|View printer-friendly version|
Voyager Therapeutics Presents Positive Preclinical Data Supporting CNS-Directed GBA1 Gene Therapy at Virtual Congress of the European Society of Gene and Cell Therapy
“These encouraging preclinical results demonstrate that a single IV dose of GBA1 transgenes transported by a blood-brain barrier penetrant AAV capsid can effectively deliver therapeutically relevant levels of GBA1 protein to multiple brain regions of mice. Notably, the increase over endogenous GCase levels in the range of 300% - 660% is promising given increased GCase levels of 30-50 percent is anticipated to be clinically impactful,” said
Data presented at ESGCT demonstrates that AAV gene transfer of GBA1 transgenes in the cells of mouse models significantly reduced GCase enzyme activity and the accumulation of glycosphingolipids compared to non-AAV delivery. The treatment was well tolerated at all doses and resulted in the safe delivery of therapeutically relevant levels of GBA1 protein to multiple brain regions in mice. Key findings included:
- AAV vector optimized GBA1 achieved widespread distribution and sustained correction of GCase activity after IV administration in WT mice.
- Consistent voltage gated (VG) distribution and GCase activity was observed across the CNS following IV delivery.
- IV administration of BBB-penetrant capsid optimized GBA1 transgenes at a high dose resulted in approximately a 300% – 660% increase over endogenous GCase levels, suggesting the potential for dose reductions given that increased GCase activity of 30% - 50% is anticipated to be clinically impactful.
- Results validate GBA1 transgene-level DRG tissue-detargeting approach in vitro.

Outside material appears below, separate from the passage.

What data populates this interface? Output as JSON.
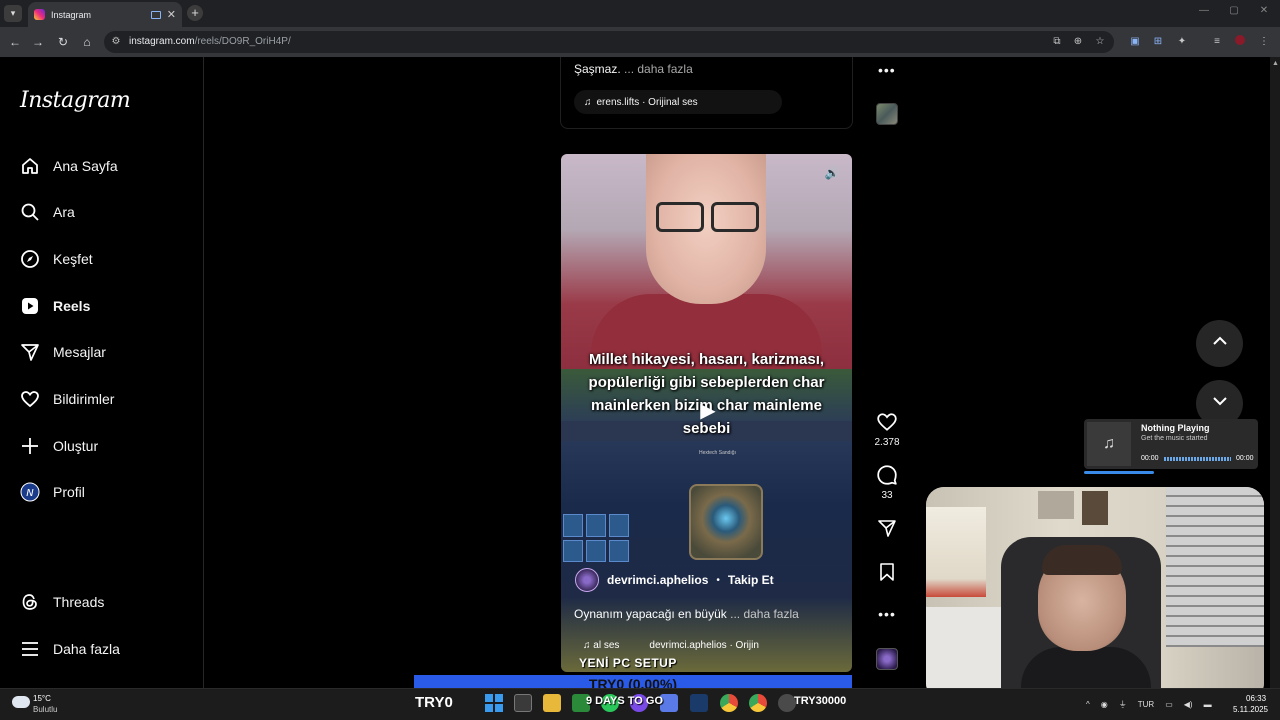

About GBA1 Mutations
The GBA1 gene encodes the lysosomal enzyme β-glucocerebrosidase (GCase) and GBA1 loss of function results in GCase deficit and cellular build-up of glycosphingolipid-substrate. In patients with GBA1 mutations, decreased levels of GCase can result in accumulations of lipids in the body, driving a number of diseases include Gaucher disease, Parkinson’s disease, and Lewy body dementia. While enzyme replacement therapies can have clinical impact, they fail to adequately cross the blood-brain barrier to address disease in the CNS.
voyagertherapeutics.com LinkedIn Twitter
This press release contains forward-looking statements for the purposes of the safe harbor provisions under The Private Securities Litigation Reform Act of 1995 and other federal securities laws. The use of words such as “may,” “might,” “will,” “would,” “should,” “expect,” “plan,” “anticipate,” “believe,” “estimate,” “undoubtedly,” “project,” “intend,” “future,” “potential,” or “continue,” and other similar expressions are intended to identify forward-looking statements.
For example, all statements Voyager makes regarding the positive nature of the preclinical data presented at the Annual Congress of the
All forward-looking statements are based on estimates and assumptions by Voyager’s management that, although Voyager believes such forward-looking statements to be reasonable, are inherently uncertain. All forward-looking statements are subject to risks and uncertainties that may cause actual results to differ materially from those that Voyager expected. Such risks and uncertainties include, among others,; the continued development of various technology platforms, including Voyager’s TRACER platform; Voyager’s scientific approach and general development progress, including in particular with respect to the GBA1 program; the ability to develop, manufacture and optimize capsids that effectively deliver relevant levels of GBA1 protein to multiple brain regions the ability to attract and retain talented contractors and employees; the ability to create and protect intellectual property; the sufficiency of cash resources; These statements are also subject to a number of material risks and uncertainties that are described in Voyager’s most recent Annual Report on Form 10-K filed with the
Source: Voyager Therapeutics, Inc.